Exercise description:
The answer must repeat every record exactly, with no pictures in it.

Recorded data:
= = =

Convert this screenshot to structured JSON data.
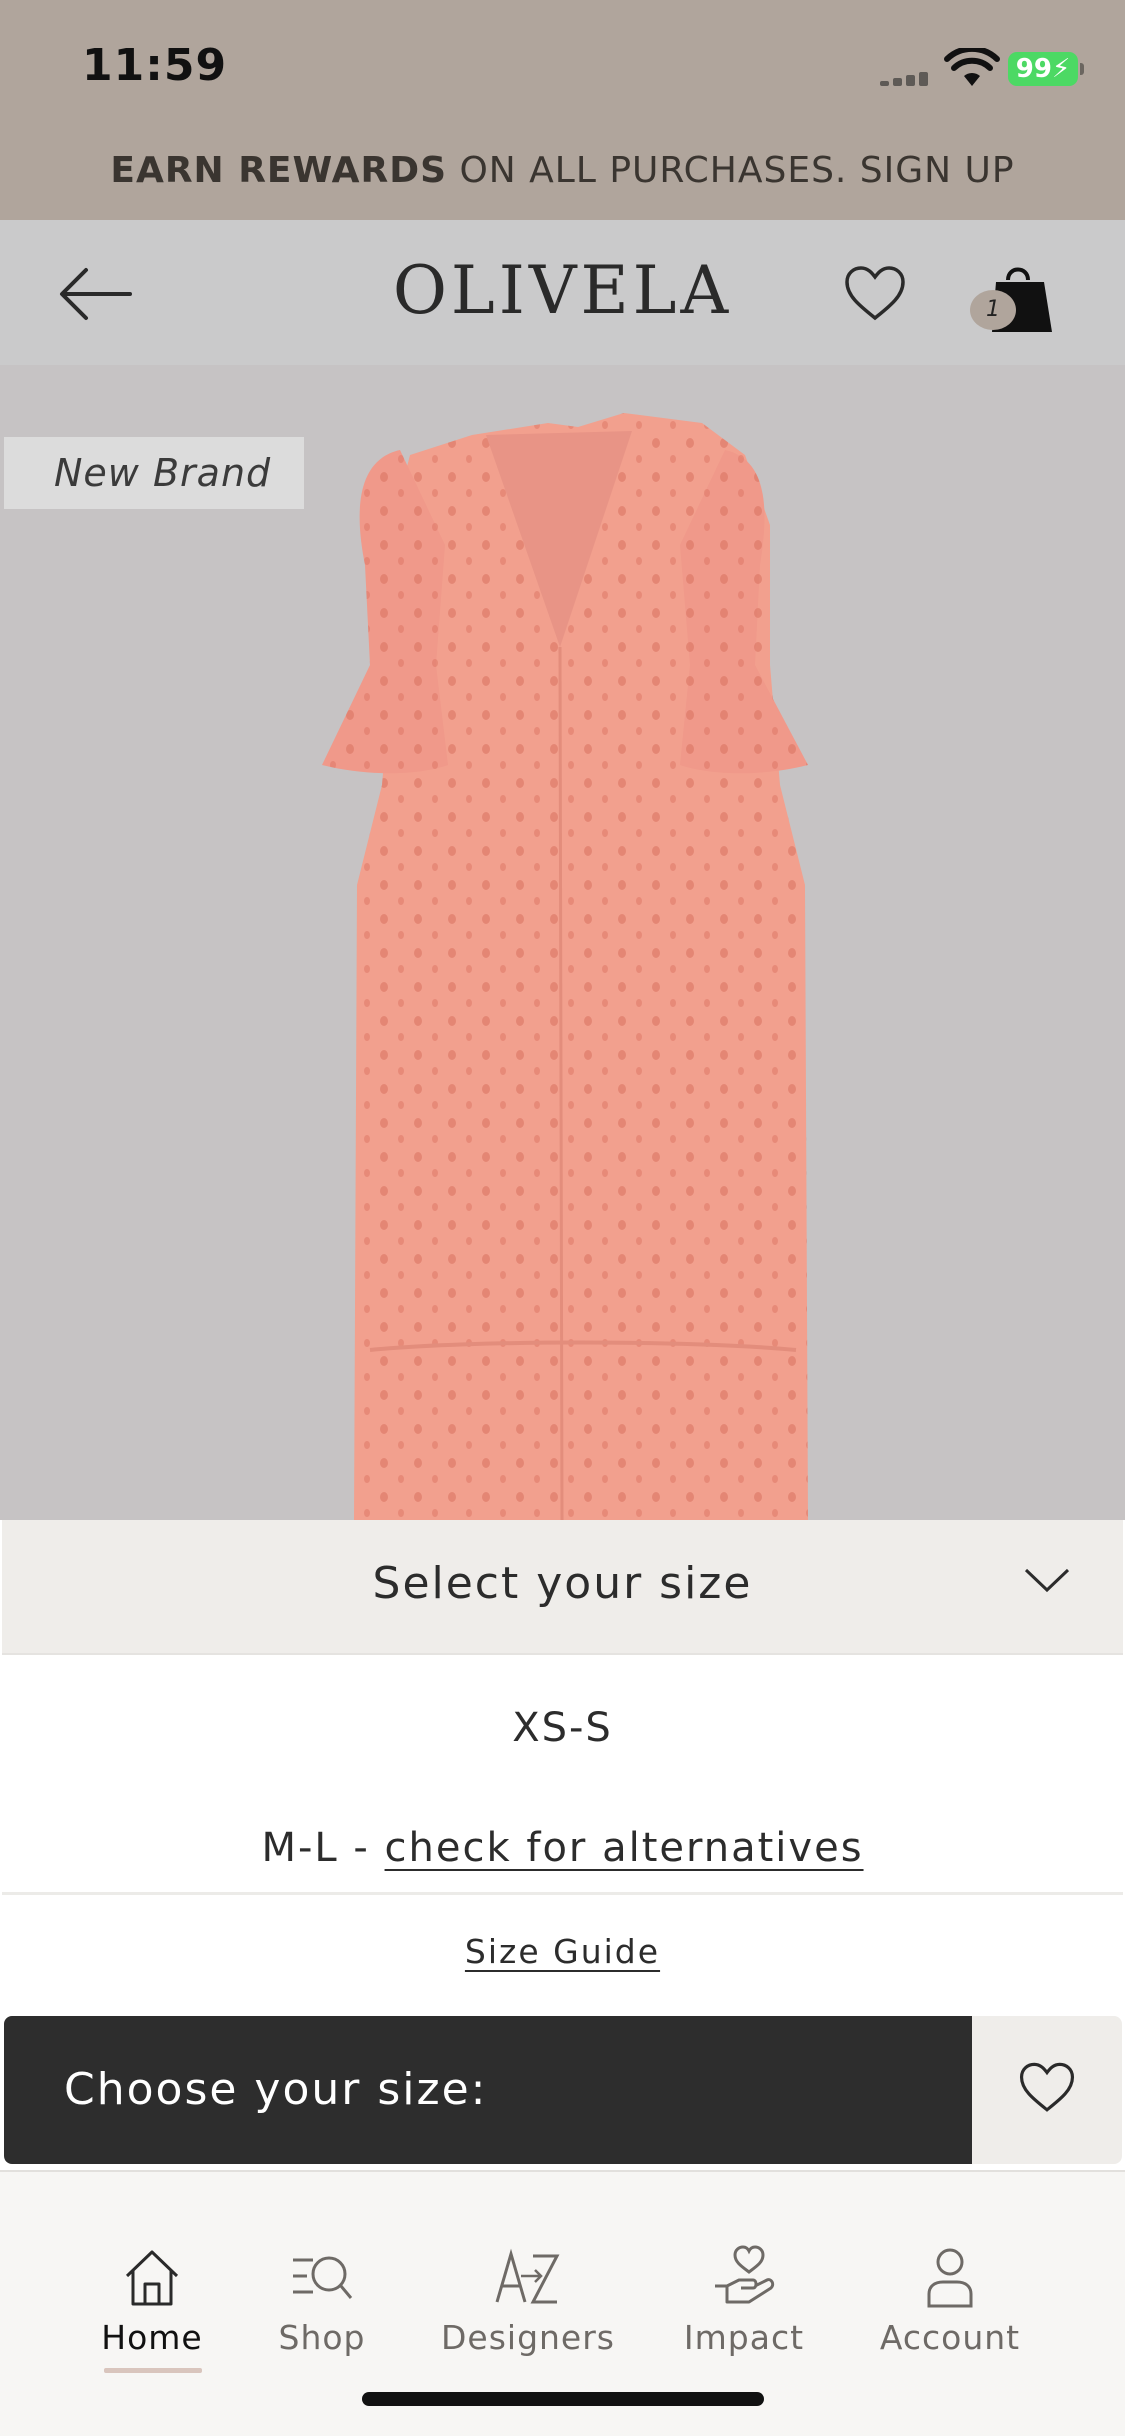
{
  "status_bar": {
    "time": "11:59",
    "battery": "99"
  },
  "promo": {
    "bold": "EARN REWARDS",
    "rest": " ON ALL PURCHASES. SIGN UP"
  },
  "header": {
    "logo": "OLIVELA",
    "bag_count": "1"
  },
  "product": {
    "badge": "New Brand",
    "dress_color": "#f2a08e"
  },
  "size_selector": {
    "title": "Select your size",
    "options": [
      {
        "label": "XS-S"
      },
      {
        "label": "M-L - ",
        "link": "check for alternatives"
      }
    ],
    "size_guide": "Size Guide"
  },
  "cta": {
    "label": "Choose your size:"
  },
  "tabbar": {
    "items": [
      {
        "label": "Home",
        "icon": "home-icon",
        "active": true
      },
      {
        "label": "Shop",
        "icon": "shop-search-icon",
        "active": false
      },
      {
        "label": "Designers",
        "icon": "designers-az-icon",
        "active": false
      },
      {
        "label": "Impact",
        "icon": "impact-heart-hand-icon",
        "active": false
      },
      {
        "label": "Account",
        "icon": "account-icon",
        "active": false
      }
    ]
  }
}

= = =

Task response:
Convert this screenshot to structured JSON data.
{
  "status_bar": {
    "time": "11:59",
    "battery": "99"
  },
  "promo": {
    "bold": "EARN REWARDS",
    "rest": " ON ALL PURCHASES. SIGN UP"
  },
  "header": {
    "logo": "OLIVELA",
    "bag_count": "1"
  },
  "product": {
    "badge": "New Brand",
    "dress_color": "#f2a08e"
  },
  "size_selector": {
    "title": "Select your size",
    "options": [
      {
        "label": "XS-S"
      },
      {
        "label": "M-L - ",
        "link": "check for alternatives"
      }
    ],
    "size_guide": "Size Guide"
  },
  "cta": {
    "label": "Choose your size:"
  },
  "tabbar": {
    "items": [
      {
        "label": "Home",
        "icon": "home-icon",
        "active": true
      },
      {
        "label": "Shop",
        "icon": "shop-search-icon",
        "active": false
      },
      {
        "label": "Designers",
        "icon": "designers-az-icon",
        "active": false
      },
      {
        "label": "Impact",
        "icon": "impact-heart-hand-icon",
        "active": false
      },
      {
        "label": "Account",
        "icon": "account-icon",
        "active": false
      }
    ]
  }
}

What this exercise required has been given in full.